Leave every picture out, and write out the remaining entries exactly.

**SUPPLIED DATA:**
•••••
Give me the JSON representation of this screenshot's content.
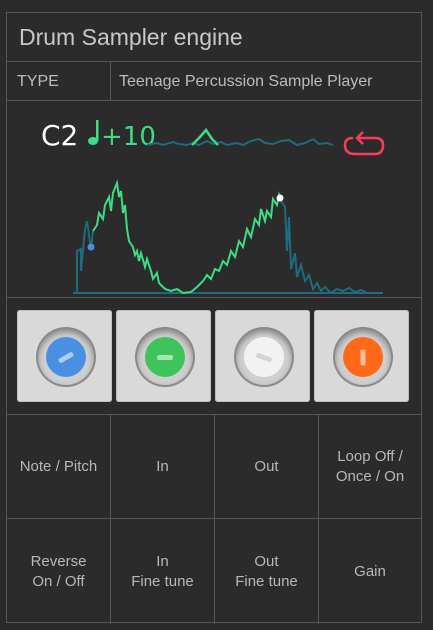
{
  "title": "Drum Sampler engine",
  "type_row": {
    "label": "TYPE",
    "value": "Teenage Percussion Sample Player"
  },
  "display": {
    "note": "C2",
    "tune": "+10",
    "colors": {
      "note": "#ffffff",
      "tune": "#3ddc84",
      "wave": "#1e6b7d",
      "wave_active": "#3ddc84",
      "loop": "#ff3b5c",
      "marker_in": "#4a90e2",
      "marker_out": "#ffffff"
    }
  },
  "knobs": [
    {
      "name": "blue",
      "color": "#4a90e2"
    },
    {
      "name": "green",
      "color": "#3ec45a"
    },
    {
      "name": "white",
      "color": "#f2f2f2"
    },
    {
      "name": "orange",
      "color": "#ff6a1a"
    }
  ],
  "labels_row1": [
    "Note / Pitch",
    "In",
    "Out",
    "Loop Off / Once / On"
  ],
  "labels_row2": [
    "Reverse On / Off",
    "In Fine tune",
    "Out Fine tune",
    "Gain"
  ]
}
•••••
**ANSWER FOR THIS EXERCISE:**
Give me the JSON representation of this screenshot's content.
{
  "title": "Drum Sampler engine",
  "type_row": {
    "label": "TYPE",
    "value": "Teenage Percussion Sample Player"
  },
  "display": {
    "note": "C2",
    "tune": "+10",
    "colors": {
      "note": "#ffffff",
      "tune": "#3ddc84",
      "wave": "#1e6b7d",
      "wave_active": "#3ddc84",
      "loop": "#ff3b5c",
      "marker_in": "#4a90e2",
      "marker_out": "#ffffff"
    }
  },
  "knobs": [
    {
      "name": "blue",
      "color": "#4a90e2"
    },
    {
      "name": "green",
      "color": "#3ec45a"
    },
    {
      "name": "white",
      "color": "#f2f2f2"
    },
    {
      "name": "orange",
      "color": "#ff6a1a"
    }
  ],
  "labels_row1": [
    "Note / Pitch",
    "In",
    "Out",
    "Loop Off / Once / On"
  ],
  "labels_row2": [
    "Reverse On / Off",
    "In Fine tune",
    "Out Fine tune",
    "Gain"
  ]
}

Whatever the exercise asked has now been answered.